(d) The visual ecology of escolars
So what do our results tell us about the lifestyle of the escolar Lepidocybium flavobrunneum? To summarize, we have found that the eyes of escolar have very high optical sensitivity and low to moderate spatial resolution that is maximal in the ventral retina viewing the dorsal world above the animal. The second area of maximal resolution is in the temporal retina that views the world ahead of the animal. Finally, escolar have low temporal resolution, even when they occupy warm moonlit surface waters at night.
Little is known about the ecology of the escolar or how they capture prey. Nakamura & Parin  however state that the escolars feed on various species of deep and shallow fishes, including fast-swimming tunas and mackerels. As it seems unlikely that the escolars can match the maximum swimming speeds of tunas, the high sensitivity and slow visual speed of the eye, together with its enhanced resolution in the dorsal direction, suggest that the escolar may in fact be a sit-and-wait ambush predator (somewhat similar to pike) that slowly patrol the warm surface waters at night in search of prey silhouetted in high contrast against the dim downwelling skylight. Once spotted, escolar might execute a sudden, rapid and accurately directed attack from below. In this scenario, the prey might be unable to see dark-coloured escolar until it is too late to execute an escape manoeuvre. Once an attack is launched, the escolar, with its slow vision, would be unlikely to temporally resolve its victim until intercepted. Another well-known sit-and-wait predator, the nocturnal toad Bufo, has similar slow vision (CFF = 6 Hz ). Slower vision would in fact be favoured for improving visual reliability in dim light if the escolars (as the toad) are slowly moving (or stationary) while looking for prey.
We may never know whether the ‘rare and rather mysterious’ escolars truly are slowly cruising predators that ambush their prey from below in the dim warm upper layers of the ocean at night. However, their large and highly sensitive eyes, their slow vision (possibly enhanced in the warm nocturnal surface waters), and their dorsally directed retinal area of maximal resolution all suggest that this could very well be the escolars’ hunting strategy.
All animal procedures were in accordance with the American Fisheries Society Guidelines for Use of Fish in Research.
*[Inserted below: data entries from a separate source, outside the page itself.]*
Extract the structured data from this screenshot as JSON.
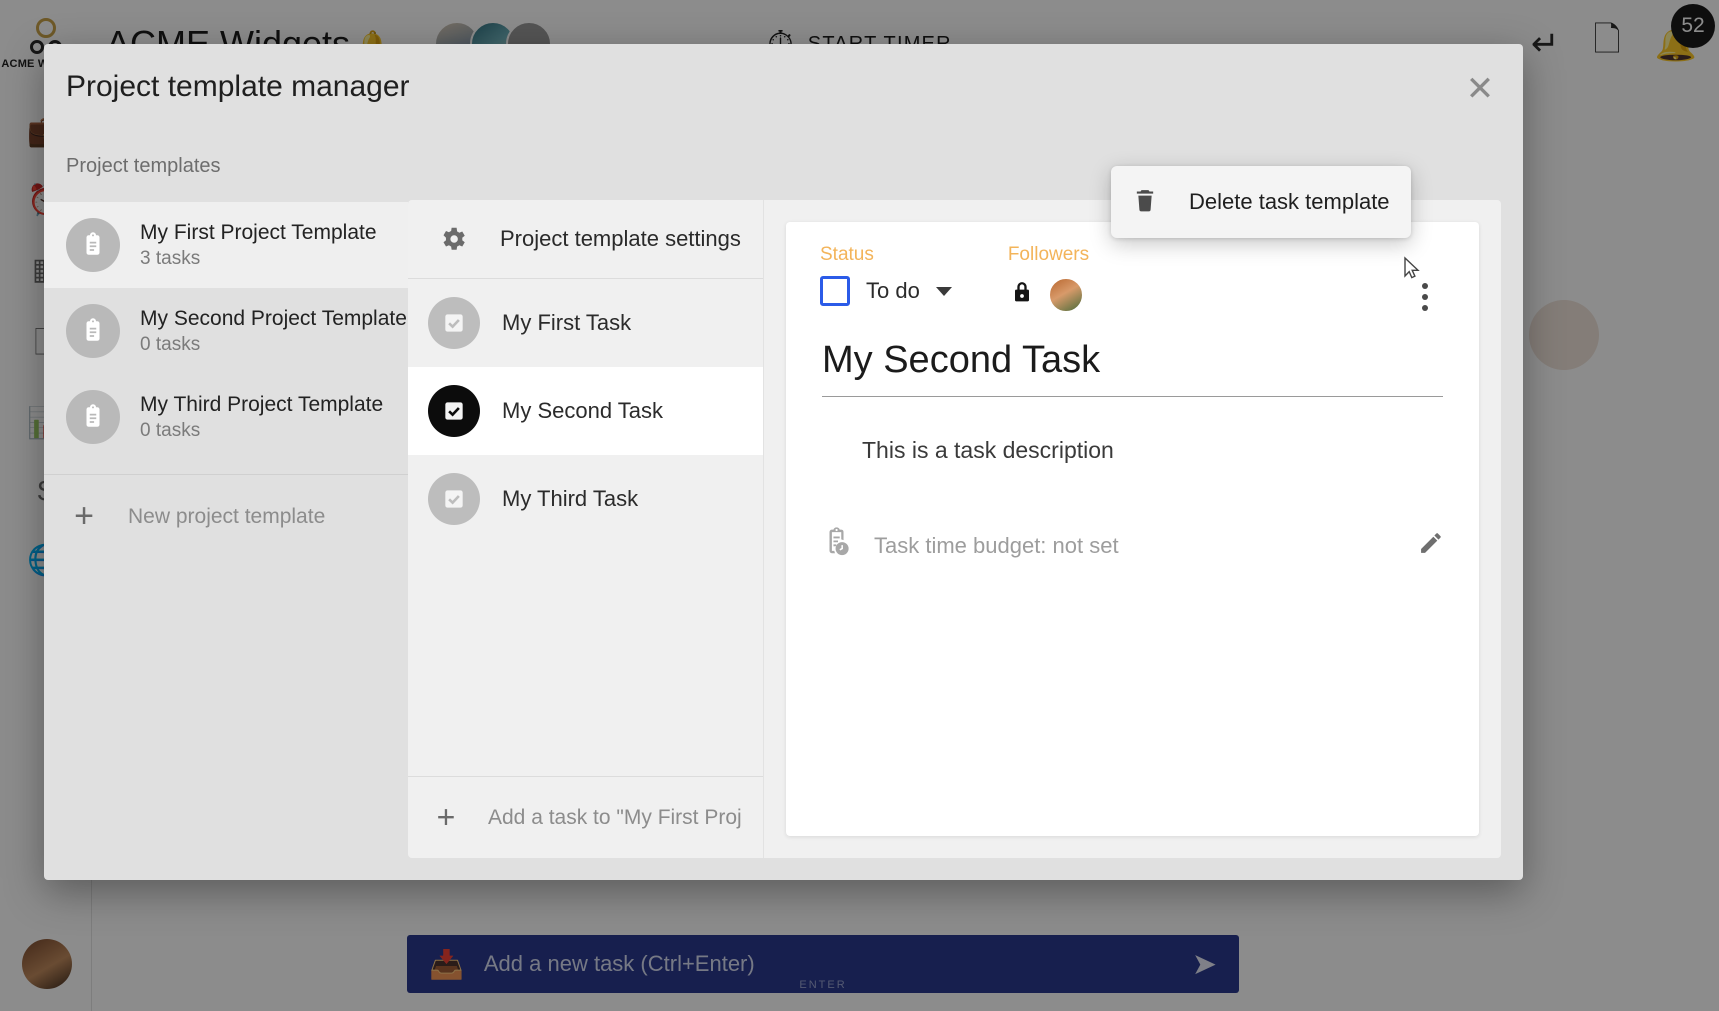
{
  "background_app": {
    "brand_badge": "ACME WIDGETS",
    "title": "ACME Widgets",
    "bell_icon": "bell-icon",
    "avatar_more_label": "...",
    "timer": {
      "icon": "stopwatch-icon",
      "label": "START TIMER"
    },
    "topbar_right": {
      "undo_icon": "undo-arrow-icon",
      "copy_icon": "duplicate-icon",
      "notifications_icon": "bell-icon",
      "notification_count": "52"
    },
    "sidebar_icons": [
      "briefcase-icon",
      "clock-icon",
      "grid-icon",
      "document-icon",
      "chart-icon",
      "dollar-icon",
      "globe-icon"
    ],
    "composer": {
      "icon": "inbox-icon",
      "placeholder": "Add a new task (Ctrl+Enter)",
      "send_icon": "send-icon",
      "sub_label": "ENTER"
    }
  },
  "modal": {
    "title": "Project template manager",
    "close_icon": "close-icon",
    "templates_panel": {
      "heading": "Project templates",
      "items": [
        {
          "name": "My First Project Template",
          "count": "3 tasks",
          "icon": "clipboard-icon",
          "selected": true
        },
        {
          "name": "My Second Project Template",
          "count": "0 tasks",
          "icon": "clipboard-icon",
          "selected": false
        },
        {
          "name": "My Third Project Template",
          "count": "0 tasks",
          "icon": "clipboard-icon",
          "selected": false
        }
      ],
      "new_template_label": "New project template",
      "new_template_icon": "plus-icon"
    },
    "tasks_panel": {
      "settings_label": "Project template settings",
      "settings_icon": "gear-icon",
      "items": [
        {
          "label": "My First Task",
          "active": false
        },
        {
          "label": "My Second Task",
          "active": true
        },
        {
          "label": "My Third Task",
          "active": false
        }
      ],
      "add_task_label": "Add a task to \"My First Proj",
      "add_task_icon": "plus-icon"
    },
    "detail_panel": {
      "status_label": "Status",
      "status_value": "To do",
      "status_checkbox_color": "#2b5be8",
      "meta_label_color": "#f3b45a",
      "followers_label": "Followers",
      "lock_icon": "lock-icon",
      "follower_avatar": "avatar",
      "kebab_icon": "more-vertical-icon",
      "task_title": "My Second Task",
      "task_description": "This is a task description",
      "budget_icon": "clipboard-clock-icon",
      "budget_text": "Task time budget: not set",
      "edit_icon": "pencil-icon"
    },
    "delete_menu": {
      "icon": "trash-x-icon",
      "label": "Delete task template"
    }
  }
}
We are very grateful to NOAA, and to the crew on the Oscar Elton Sette for their help and assistance during the research cruise and while performing experiments at sea. We thank Dr Lenore Litherland, Prof. Ronald Kröger, Carina Rasmussen, Rita Wallén, Prof. Peter Ekström and Pertti Malkki for assisting us with various aspects of the histology and microscopy, and to Dr Rikard Frederiksen for help with the ERG data analysis. We are also very grateful to Kent Andersson for his kind permission to reproduce his image of an escolar used in figure 1a. We are very grateful for the ongoing support of the Swedish Research Council (E.L. and E.W.) and the Australian Research Council (K.F.).
One contribution of 15 to a Theme Issue ‘Seeing and doing: how vision shapes animal behaviour’.
- © 2014 The Author(s) Published by the Royal Society. All rights reserved.